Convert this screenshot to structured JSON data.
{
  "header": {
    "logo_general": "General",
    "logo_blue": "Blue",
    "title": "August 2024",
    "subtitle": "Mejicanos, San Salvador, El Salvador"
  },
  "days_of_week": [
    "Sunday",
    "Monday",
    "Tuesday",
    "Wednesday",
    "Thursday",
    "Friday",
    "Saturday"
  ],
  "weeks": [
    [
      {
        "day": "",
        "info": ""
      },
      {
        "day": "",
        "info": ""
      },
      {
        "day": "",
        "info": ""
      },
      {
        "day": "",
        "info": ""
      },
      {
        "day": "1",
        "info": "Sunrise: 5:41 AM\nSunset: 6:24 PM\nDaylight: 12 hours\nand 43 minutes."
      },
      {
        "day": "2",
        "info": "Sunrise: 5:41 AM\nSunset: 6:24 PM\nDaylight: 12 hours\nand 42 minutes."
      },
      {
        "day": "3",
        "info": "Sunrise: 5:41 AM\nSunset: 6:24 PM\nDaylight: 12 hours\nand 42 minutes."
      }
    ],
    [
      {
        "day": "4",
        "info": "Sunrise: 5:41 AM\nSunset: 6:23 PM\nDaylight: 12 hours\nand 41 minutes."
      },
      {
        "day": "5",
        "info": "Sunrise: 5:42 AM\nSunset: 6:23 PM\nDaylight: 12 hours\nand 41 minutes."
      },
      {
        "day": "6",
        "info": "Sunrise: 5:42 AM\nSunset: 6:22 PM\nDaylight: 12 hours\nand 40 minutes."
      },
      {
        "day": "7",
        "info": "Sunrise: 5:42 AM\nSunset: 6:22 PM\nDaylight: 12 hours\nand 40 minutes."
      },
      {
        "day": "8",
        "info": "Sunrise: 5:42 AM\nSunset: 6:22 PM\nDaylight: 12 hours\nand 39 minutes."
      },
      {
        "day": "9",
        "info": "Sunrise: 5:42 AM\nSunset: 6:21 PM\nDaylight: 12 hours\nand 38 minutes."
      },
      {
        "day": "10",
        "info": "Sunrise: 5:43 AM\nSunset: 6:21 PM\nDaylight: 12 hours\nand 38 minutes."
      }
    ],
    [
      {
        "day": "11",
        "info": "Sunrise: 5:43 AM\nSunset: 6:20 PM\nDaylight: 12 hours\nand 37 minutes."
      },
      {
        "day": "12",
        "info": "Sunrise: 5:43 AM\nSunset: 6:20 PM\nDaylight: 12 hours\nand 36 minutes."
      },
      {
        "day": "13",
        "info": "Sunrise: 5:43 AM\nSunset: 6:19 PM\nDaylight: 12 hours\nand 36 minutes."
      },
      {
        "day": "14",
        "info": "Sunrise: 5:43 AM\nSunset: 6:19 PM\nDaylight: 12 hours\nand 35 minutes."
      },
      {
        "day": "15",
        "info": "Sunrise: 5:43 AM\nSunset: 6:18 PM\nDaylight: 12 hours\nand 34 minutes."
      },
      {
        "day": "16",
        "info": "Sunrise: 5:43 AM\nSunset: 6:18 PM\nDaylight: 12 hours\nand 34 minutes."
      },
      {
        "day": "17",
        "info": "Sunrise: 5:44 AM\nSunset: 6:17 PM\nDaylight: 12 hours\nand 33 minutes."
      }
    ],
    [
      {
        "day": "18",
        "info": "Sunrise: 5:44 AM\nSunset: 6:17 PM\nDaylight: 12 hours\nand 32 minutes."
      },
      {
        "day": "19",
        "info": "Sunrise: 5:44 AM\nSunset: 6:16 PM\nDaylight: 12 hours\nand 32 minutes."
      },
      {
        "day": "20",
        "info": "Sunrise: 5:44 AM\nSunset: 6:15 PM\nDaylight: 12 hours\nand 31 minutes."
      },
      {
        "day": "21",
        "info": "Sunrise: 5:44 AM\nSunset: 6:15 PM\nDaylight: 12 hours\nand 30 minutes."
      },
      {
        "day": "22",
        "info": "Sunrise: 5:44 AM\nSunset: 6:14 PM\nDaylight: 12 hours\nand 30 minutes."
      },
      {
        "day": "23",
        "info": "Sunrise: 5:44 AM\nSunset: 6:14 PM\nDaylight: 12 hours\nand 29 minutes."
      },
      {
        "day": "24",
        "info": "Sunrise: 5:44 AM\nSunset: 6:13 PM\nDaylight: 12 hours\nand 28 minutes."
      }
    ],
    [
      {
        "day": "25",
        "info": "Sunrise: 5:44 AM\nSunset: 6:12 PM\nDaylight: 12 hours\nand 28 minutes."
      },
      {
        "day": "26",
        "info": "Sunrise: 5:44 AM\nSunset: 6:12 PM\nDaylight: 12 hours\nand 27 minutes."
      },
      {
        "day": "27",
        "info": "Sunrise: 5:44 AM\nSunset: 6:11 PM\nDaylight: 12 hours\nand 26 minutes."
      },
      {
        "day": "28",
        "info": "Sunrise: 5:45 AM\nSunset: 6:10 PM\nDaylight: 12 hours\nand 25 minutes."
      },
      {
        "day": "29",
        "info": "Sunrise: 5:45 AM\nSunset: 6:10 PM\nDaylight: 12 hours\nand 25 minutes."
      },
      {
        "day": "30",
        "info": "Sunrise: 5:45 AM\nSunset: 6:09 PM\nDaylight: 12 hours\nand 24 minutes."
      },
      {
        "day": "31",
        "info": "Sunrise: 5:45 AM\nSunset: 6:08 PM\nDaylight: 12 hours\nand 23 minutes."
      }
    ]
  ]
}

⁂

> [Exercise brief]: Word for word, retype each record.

> [Answer box]:
Convert this screenshot to structured JSON data.
{
  "header": {
    "logo_general": "General",
    "logo_blue": "Blue",
    "title": "August 2024",
    "subtitle": "Mejicanos, San Salvador, El Salvador"
  },
  "days_of_week": [
    "Sunday",
    "Monday",
    "Tuesday",
    "Wednesday",
    "Thursday",
    "Friday",
    "Saturday"
  ],
  "weeks": [
    [
      {
        "day": "",
        "info": ""
      },
      {
        "day": "",
        "info": ""
      },
      {
        "day": "",
        "info": ""
      },
      {
        "day": "",
        "info": ""
      },
      {
        "day": "1",
        "info": "Sunrise: 5:41 AM\nSunset: 6:24 PM\nDaylight: 12 hours\nand 43 minutes."
      },
      {
        "day": "2",
        "info": "Sunrise: 5:41 AM\nSunset: 6:24 PM\nDaylight: 12 hours\nand 42 minutes."
      },
      {
        "day": "3",
        "info": "Sunrise: 5:41 AM\nSunset: 6:24 PM\nDaylight: 12 hours\nand 42 minutes."
      }
    ],
    [
      {
        "day": "4",
        "info": "Sunrise: 5:41 AM\nSunset: 6:23 PM\nDaylight: 12 hours\nand 41 minutes."
      },
      {
        "day": "5",
        "info": "Sunrise: 5:42 AM\nSunset: 6:23 PM\nDaylight: 12 hours\nand 41 minutes."
      },
      {
        "day": "6",
        "info": "Sunrise: 5:42 AM\nSunset: 6:22 PM\nDaylight: 12 hours\nand 40 minutes."
      },
      {
        "day": "7",
        "info": "Sunrise: 5:42 AM\nSunset: 6:22 PM\nDaylight: 12 hours\nand 40 minutes."
      },
      {
        "day": "8",
        "info": "Sunrise: 5:42 AM\nSunset: 6:22 PM\nDaylight: 12 hours\nand 39 minutes."
      },
      {
        "day": "9",
        "info": "Sunrise: 5:42 AM\nSunset: 6:21 PM\nDaylight: 12 hours\nand 38 minutes."
      },
      {
        "day": "10",
        "info": "Sunrise: 5:43 AM\nSunset: 6:21 PM\nDaylight: 12 hours\nand 38 minutes."
      }
    ],
    [
      {
        "day": "11",
        "info": "Sunrise: 5:43 AM\nSunset: 6:20 PM\nDaylight: 12 hours\nand 37 minutes."
      },
      {
        "day": "12",
        "info": "Sunrise: 5:43 AM\nSunset: 6:20 PM\nDaylight: 12 hours\nand 36 minutes."
      },
      {
        "day": "13",
        "info": "Sunrise: 5:43 AM\nSunset: 6:19 PM\nDaylight: 12 hours\nand 36 minutes."
      },
      {
        "day": "14",
        "info": "Sunrise: 5:43 AM\nSunset: 6:19 PM\nDaylight: 12 hours\nand 35 minutes."
      },
      {
        "day": "15",
        "info": "Sunrise: 5:43 AM\nSunset: 6:18 PM\nDaylight: 12 hours\nand 34 minutes."
      },
      {
        "day": "16",
        "info": "Sunrise: 5:43 AM\nSunset: 6:18 PM\nDaylight: 12 hours\nand 34 minutes."
      },
      {
        "day": "17",
        "info": "Sunrise: 5:44 AM\nSunset: 6:17 PM\nDaylight: 12 hours\nand 33 minutes."
      }
    ],
    [
      {
        "day": "18",
        "info": "Sunrise: 5:44 AM\nSunset: 6:17 PM\nDaylight: 12 hours\nand 32 minutes."
      },
      {
        "day": "19",
        "info": "Sunrise: 5:44 AM\nSunset: 6:16 PM\nDaylight: 12 hours\nand 32 minutes."
      },
      {
        "day": "20",
        "info": "Sunrise: 5:44 AM\nSunset: 6:15 PM\nDaylight: 12 hours\nand 31 minutes."
      },
      {
        "day": "21",
        "info": "Sunrise: 5:44 AM\nSunset: 6:15 PM\nDaylight: 12 hours\nand 30 minutes."
      },
      {
        "day": "22",
        "info": "Sunrise: 5:44 AM\nSunset: 6:14 PM\nDaylight: 12 hours\nand 30 minutes."
      },
      {
        "day": "23",
        "info": "Sunrise: 5:44 AM\nSunset: 6:14 PM\nDaylight: 12 hours\nand 29 minutes."
      },
      {
        "day": "24",
        "info": "Sunrise: 5:44 AM\nSunset: 6:13 PM\nDaylight: 12 hours\nand 28 minutes."
      }
    ],
    [
      {
        "day": "25",
        "info": "Sunrise: 5:44 AM\nSunset: 6:12 PM\nDaylight: 12 hours\nand 28 minutes."
      },
      {
        "day": "26",
        "info": "Sunrise: 5:44 AM\nSunset: 6:12 PM\nDaylight: 12 hours\nand 27 minutes."
      },
      {
        "day": "27",
        "info": "Sunrise: 5:44 AM\nSunset: 6:11 PM\nDaylight: 12 hours\nand 26 minutes."
      },
      {
        "day": "28",
        "info": "Sunrise: 5:45 AM\nSunset: 6:10 PM\nDaylight: 12 hours\nand 25 minutes."
      },
      {
        "day": "29",
        "info": "Sunrise: 5:45 AM\nSunset: 6:10 PM\nDaylight: 12 hours\nand 25 minutes."
      },
      {
        "day": "30",
        "info": "Sunrise: 5:45 AM\nSunset: 6:09 PM\nDaylight: 12 hours\nand 24 minutes."
      },
      {
        "day": "31",
        "info": "Sunrise: 5:45 AM\nSunset: 6:08 PM\nDaylight: 12 hours\nand 23 minutes."
      }
    ]
  ]
}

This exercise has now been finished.